Ye seek for that can not be found.

This has been presumed to be a self-declaration of Anne’s innocence, as in, ‘you seek what cannot be found’ and would imply there is no evidence that could condemn her. If we are to look at a deeper meaning beneath that final line though, this could also mean that Anne may have bore another love that was undetectable and therefore could not be discovered.

After Thomas escaped the Tower, he was created ambassador to the Holy Roman Emperor Charles V, only to be imprisoned there once more in 1541 after the fall of Thomas Cromwell – this time for making rude comments about the king and dealing with Cardinal Pole. Again, he was pardoned and released after Henry’s fifth wife, Catherine Howard, intervened. He was fully restored into favour before his death on 11th October 1542.

Sherborne Abbey
Sherborne Abbey, Dorset, where Sir Thomas Wyatt was laid to rest

Thomas appears to have been able to continue to live his life after Anne, living with his mistress Elizabeth Darrell until his death, with whom he had three children. There is evidence passed down almost half a millennia suggesting that Thomas and Anne shared a romance or at the very least a flirtation. During a time when it would have been most dangerous for such matters to come to light indicates that there could easily have been a great deal more to the relationship than thought.
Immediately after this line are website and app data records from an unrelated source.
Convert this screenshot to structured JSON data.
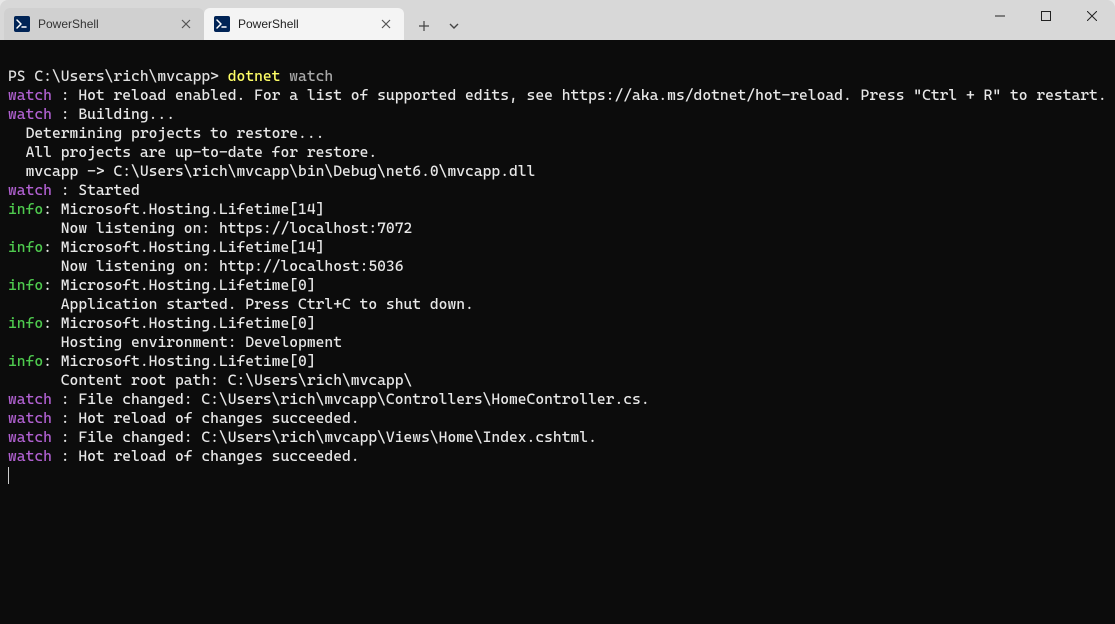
{
  "tabs": [
    {
      "label": "PowerShell",
      "active": false
    },
    {
      "label": "PowerShell",
      "active": true
    }
  ],
  "prompt": {
    "prefix": "PS C:\\Users\\rich\\mvcapp> ",
    "command_main": "dotnet",
    "command_arg": " watch"
  },
  "lines": {
    "l1a": "watch ",
    "l1b": ": Hot reload enabled. For a list of supported edits, see https://aka.ms/dotnet/hot-reload. Press \"Ctrl + R\" to restart.",
    "l2a": "watch ",
    "l2b": ": Building...",
    "l3": "  Determining projects to restore...",
    "l4": "  All projects are up-to-date for restore.",
    "l5": "  mvcapp -> C:\\Users\\rich\\mvcapp\\bin\\Debug\\net6.0\\mvcapp.dll",
    "l6a": "watch ",
    "l6b": ": Started",
    "l7a": "info",
    "l7b": ": Microsoft.Hosting.Lifetime[14]",
    "l8": "      Now listening on: https://localhost:7072",
    "l9a": "info",
    "l9b": ": Microsoft.Hosting.Lifetime[14]",
    "l10": "      Now listening on: http://localhost:5036",
    "l11a": "info",
    "l11b": ": Microsoft.Hosting.Lifetime[0]",
    "l12": "      Application started. Press Ctrl+C to shut down.",
    "l13a": "info",
    "l13b": ": Microsoft.Hosting.Lifetime[0]",
    "l14": "      Hosting environment: Development",
    "l15a": "info",
    "l15b": ": Microsoft.Hosting.Lifetime[0]",
    "l16": "      Content root path: C:\\Users\\rich\\mvcapp\\",
    "l17a": "watch ",
    "l17b": ": File changed: C:\\Users\\rich\\mvcapp\\Controllers\\HomeController.cs.",
    "l18a": "watch ",
    "l18b": ": Hot reload of changes succeeded.",
    "l19a": "watch ",
    "l19b": ": File changed: C:\\Users\\rich\\mvcapp\\Views\\Home\\Index.cshtml.",
    "l20a": "watch ",
    "l20b": ": Hot reload of changes succeeded."
  }
}
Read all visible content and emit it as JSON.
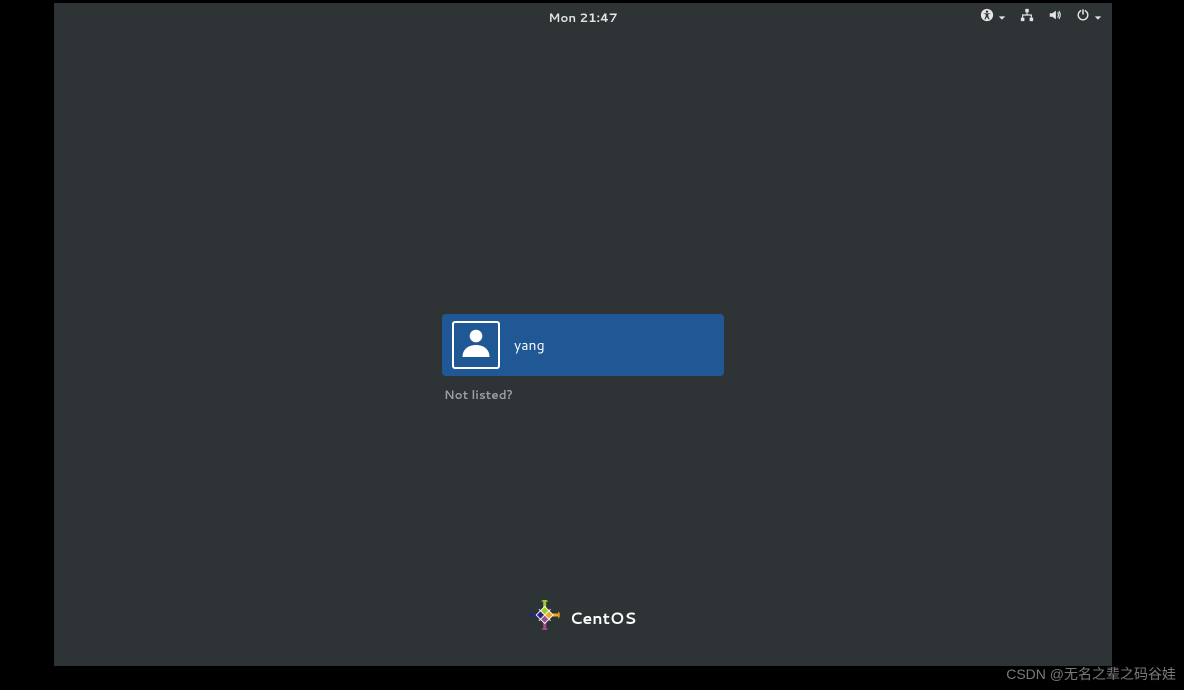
{
  "topbar": {
    "clock": "Mon 21:47"
  },
  "login": {
    "users": [
      {
        "name": "yang"
      }
    ],
    "not_listed_label": "Not listed?"
  },
  "branding": {
    "os_name": "CentOS"
  },
  "watermark": "CSDN @无名之辈之码谷娃"
}
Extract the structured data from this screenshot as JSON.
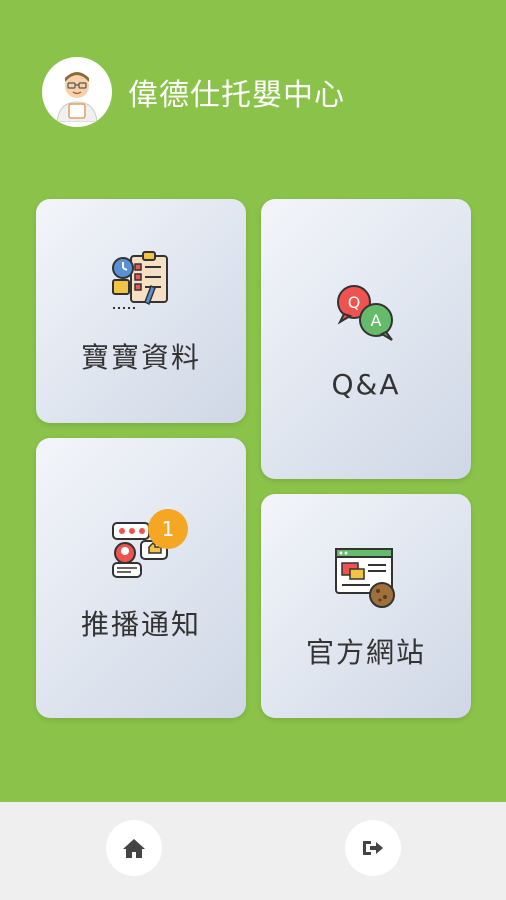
{
  "header": {
    "title": "偉德仕托嬰中心",
    "avatar_icon": "doctor-avatar-icon"
  },
  "menu": {
    "baby_data": {
      "label": "寶寶資料",
      "icon": "baby-profile-icon"
    },
    "qa": {
      "label": "Q&A",
      "icon": "qa-bubbles-icon"
    },
    "push": {
      "label": "推播通知",
      "icon": "notification-icon",
      "badge": "1"
    },
    "website": {
      "label": "官方網站",
      "icon": "website-icon"
    }
  },
  "bottom_nav": {
    "home_icon": "home-icon",
    "logout_icon": "logout-icon"
  },
  "colors": {
    "background": "#8BC34A",
    "badge": "#F5A623",
    "bottom_bar": "#EFEFEF"
  }
}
For this reason, George Wyatt’s biography of Anne is of importance despite often being dismissed. George lived through the end of the Tudor reign, marked by the death of Elizabeth I, at which point his manuscript would then have been less of a danger to him so it would have been easier to document the truth. Here is a condensed version of Thomas’s argument with the king over the game of bowls, taken from George’s biography of Anne:

Thomas was reading Anne poetry while she attended her needlework one day, when he spotted a jewel hanging from her pocket. He playfully snatched it and kept it as a keepsake. Later on, during a debate over a shot in the game of bowls, the king pointed to the shot with a finger on which he wore one of Anne’s rings, which led to Thomas producing the jewel on a ribbon with which he went to measure the shot. The king was said to be furious and broke off the game in search of Anne.³ What strikes as particularly interesting is, if this story is true, it would be unlikely that Anne would allow a man who she didn’t have affection for to take a jewel from her and keep it.

As in the case of Henry Percy, Thomas Wyatt’s relationship with the queen will be steeped in mystery and debate forevermore, and though it may seem frustrating, it is what one would imagine Anne wished for it. There is not only a powerful movement to exonerate the queen from her alleged convictions, but also a strong cry for justice over her thoughts and feelings; for when we study them in a different light, we can swiftly eliminate the notion that she was power hungry. Ignoring Henry’s advances for years were in all probability pure hope; hope that he would move on from his obsession with her, freeing her from the chains of the fate that befell her.


Photos courtesy of:

Thomas Wyatt the Elderhttp://www.luminarium.org

Allington Castle: http://www.historicaltrips.com/

Handwriting: https://www.bl.uk

The Bell Tower: http://tudorhistory.org/

Sherborne Abbey: http://www.sherbornedorset.co.uk/

Credit to:

http://www.theanneboleynfiles.com/

http://www.luminarium.org/renlit/wyattbio.htm

http://englishhistory.net/

Advertisements